Copy only what runs from the line containing "Read all visible content and emit it as JSON." through the end of the material below, line for line, with both ends included.

-- Material provided follows --

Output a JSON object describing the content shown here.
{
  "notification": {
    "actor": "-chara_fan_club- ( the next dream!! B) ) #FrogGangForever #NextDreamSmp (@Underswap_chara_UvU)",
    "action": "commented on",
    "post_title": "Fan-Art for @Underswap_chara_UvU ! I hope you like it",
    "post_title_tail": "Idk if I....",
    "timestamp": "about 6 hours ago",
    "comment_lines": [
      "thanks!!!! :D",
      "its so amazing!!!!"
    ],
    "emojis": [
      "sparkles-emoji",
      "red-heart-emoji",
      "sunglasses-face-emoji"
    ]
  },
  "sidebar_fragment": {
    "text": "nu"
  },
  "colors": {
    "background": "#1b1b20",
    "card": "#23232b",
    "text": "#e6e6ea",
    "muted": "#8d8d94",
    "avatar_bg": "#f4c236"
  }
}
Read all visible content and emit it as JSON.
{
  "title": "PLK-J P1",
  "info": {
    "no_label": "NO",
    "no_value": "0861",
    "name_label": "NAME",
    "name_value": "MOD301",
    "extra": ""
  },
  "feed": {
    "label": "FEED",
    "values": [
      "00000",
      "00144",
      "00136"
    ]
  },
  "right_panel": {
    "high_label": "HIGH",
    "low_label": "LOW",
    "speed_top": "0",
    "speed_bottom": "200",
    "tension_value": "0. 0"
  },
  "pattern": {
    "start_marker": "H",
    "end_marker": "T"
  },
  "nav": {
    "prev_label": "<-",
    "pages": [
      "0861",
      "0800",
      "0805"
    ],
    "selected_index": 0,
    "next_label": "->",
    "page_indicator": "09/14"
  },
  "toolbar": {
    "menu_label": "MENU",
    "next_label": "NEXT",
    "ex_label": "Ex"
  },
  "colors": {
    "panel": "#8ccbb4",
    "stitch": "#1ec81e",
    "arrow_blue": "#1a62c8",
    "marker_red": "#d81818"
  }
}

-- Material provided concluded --

Written solution:
Read all visible content and emit it as JSON.
{
  "title": "PLK-J P1",
  "info": {
    "no_label": "NO",
    "no_value": "0861",
    "name_label": "NAME",
    "name_value": "MOD301",
    "extra": ""
  },
  "feed": {
    "label": "FEED",
    "values": [
      "00000",
      "00144",
      "00136"
    ]
  },
  "right_panel": {
    "high_label": "HIGH",
    "low_label": "LOW",
    "speed_top": "0",
    "speed_bottom": "200",
    "tension_value": "0. 0"
  },
  "pattern": {
    "start_marker": "H",
    "end_marker": "T"
  },
  "nav": {
    "prev_label": "<-",
    "pages": [
      "0861",
      "0800",
      "0805"
    ],
    "selected_index": 0,
    "next_label": "->",
    "page_indicator": "09/14"
  },
  "toolbar": {
    "menu_label": "MENU",
    "next_label": "NEXT",
    "ex_label": "Ex"
  },
  "colors": {
    "panel": "#8ccbb4",
    "stitch": "#1ec81e",
    "arrow_blue": "#1a62c8",
    "marker_red": "#d81818"
  }
}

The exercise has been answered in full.